Records from a data collection
......

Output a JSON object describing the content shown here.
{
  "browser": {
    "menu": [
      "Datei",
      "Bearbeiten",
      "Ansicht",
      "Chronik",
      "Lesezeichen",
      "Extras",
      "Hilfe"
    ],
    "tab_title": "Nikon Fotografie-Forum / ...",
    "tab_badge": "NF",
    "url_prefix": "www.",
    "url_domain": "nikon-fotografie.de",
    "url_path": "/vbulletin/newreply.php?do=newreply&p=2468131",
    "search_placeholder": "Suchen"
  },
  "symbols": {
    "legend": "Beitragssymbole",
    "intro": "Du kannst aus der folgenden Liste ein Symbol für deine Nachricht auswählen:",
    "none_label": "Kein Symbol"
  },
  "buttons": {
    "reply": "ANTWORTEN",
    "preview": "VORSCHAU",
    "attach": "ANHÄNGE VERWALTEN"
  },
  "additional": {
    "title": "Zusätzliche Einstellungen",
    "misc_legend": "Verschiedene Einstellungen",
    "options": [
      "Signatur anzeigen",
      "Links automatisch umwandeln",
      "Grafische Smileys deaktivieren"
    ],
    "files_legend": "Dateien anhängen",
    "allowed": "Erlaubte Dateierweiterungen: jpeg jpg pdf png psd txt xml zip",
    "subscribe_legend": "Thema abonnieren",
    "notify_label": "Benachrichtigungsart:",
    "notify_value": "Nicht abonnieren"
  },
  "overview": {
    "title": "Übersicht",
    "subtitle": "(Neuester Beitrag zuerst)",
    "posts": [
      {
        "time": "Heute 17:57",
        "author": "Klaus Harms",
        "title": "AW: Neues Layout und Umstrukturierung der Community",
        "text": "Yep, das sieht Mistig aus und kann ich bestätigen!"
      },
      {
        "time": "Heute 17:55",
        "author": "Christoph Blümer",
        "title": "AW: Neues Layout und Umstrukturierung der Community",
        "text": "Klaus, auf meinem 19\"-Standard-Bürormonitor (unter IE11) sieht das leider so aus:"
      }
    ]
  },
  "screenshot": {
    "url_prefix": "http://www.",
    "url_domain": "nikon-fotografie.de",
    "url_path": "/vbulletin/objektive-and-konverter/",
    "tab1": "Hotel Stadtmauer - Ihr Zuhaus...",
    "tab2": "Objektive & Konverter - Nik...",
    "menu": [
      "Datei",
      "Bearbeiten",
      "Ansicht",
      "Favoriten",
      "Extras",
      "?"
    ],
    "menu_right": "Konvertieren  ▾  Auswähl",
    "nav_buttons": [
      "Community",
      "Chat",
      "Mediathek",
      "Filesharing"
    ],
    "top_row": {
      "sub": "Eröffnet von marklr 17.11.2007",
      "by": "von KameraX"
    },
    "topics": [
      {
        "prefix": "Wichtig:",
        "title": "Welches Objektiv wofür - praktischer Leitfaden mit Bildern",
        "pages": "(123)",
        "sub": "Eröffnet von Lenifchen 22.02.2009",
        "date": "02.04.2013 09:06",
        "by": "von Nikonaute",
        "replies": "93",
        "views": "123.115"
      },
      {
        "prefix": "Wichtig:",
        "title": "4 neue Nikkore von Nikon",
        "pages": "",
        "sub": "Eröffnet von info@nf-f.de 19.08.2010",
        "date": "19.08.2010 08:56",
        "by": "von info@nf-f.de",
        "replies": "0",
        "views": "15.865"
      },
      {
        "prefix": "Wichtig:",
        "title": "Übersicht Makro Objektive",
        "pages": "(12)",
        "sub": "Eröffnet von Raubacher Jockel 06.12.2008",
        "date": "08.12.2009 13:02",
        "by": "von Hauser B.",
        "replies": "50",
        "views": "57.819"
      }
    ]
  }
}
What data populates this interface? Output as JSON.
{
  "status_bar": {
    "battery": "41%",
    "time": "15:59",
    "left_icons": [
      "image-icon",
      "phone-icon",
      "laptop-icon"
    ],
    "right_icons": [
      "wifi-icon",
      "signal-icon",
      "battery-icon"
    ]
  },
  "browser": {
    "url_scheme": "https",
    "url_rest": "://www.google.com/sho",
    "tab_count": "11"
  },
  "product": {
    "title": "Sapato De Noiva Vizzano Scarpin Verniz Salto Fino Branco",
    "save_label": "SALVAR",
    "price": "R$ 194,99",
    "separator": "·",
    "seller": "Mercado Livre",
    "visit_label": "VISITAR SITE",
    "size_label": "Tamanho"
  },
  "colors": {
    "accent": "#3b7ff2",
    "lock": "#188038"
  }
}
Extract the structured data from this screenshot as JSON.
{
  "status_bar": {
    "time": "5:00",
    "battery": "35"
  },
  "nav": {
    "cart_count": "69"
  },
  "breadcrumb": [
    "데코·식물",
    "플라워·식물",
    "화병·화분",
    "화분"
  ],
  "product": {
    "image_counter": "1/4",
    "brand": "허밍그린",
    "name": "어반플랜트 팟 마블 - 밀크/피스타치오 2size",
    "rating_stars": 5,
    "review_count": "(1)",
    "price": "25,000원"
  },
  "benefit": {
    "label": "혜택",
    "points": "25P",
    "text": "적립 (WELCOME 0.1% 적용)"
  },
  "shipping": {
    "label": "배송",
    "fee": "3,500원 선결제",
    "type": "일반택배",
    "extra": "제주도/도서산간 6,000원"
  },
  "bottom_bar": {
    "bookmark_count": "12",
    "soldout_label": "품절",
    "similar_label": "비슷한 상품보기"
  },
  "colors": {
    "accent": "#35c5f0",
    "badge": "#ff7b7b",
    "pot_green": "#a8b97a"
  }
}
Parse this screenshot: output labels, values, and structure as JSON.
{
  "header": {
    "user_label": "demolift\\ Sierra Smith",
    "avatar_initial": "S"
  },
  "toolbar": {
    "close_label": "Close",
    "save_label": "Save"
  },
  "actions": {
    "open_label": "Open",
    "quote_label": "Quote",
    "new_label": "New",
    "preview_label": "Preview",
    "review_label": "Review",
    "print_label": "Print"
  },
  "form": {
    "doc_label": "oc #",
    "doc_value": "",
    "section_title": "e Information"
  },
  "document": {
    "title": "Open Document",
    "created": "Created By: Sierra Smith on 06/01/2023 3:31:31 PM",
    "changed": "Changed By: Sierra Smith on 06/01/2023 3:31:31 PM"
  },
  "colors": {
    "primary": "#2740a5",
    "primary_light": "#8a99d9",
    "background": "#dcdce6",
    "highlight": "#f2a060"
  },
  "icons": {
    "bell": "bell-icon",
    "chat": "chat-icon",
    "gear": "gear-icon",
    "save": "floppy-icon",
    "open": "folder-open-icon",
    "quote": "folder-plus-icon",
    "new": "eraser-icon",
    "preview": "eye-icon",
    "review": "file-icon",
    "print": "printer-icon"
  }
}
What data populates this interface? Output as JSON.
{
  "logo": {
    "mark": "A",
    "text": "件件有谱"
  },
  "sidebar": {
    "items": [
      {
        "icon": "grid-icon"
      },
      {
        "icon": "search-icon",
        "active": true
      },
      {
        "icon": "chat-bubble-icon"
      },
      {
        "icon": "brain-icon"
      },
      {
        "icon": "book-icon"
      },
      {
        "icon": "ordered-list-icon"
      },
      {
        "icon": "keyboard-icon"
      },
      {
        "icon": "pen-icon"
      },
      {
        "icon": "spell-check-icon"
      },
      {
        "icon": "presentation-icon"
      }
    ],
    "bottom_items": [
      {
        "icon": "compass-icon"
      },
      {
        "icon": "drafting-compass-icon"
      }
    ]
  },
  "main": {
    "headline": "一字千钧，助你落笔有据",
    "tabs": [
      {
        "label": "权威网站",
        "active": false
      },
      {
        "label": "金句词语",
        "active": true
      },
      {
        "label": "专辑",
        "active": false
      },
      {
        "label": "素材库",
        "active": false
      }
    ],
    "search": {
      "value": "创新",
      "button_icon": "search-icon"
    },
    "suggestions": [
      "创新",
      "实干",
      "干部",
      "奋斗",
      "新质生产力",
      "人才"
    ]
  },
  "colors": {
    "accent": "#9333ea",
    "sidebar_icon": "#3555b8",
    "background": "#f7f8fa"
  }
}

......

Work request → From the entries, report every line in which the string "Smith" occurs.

Result →
    "user_label": "demolift\\ Sierra Smith",
    "created": "Created By: Sierra Smith on 06/01/2023 3:31:31 PM",
    "changed": "Changed By: Sierra Smith on 06/01/2023 3:31:31 PM"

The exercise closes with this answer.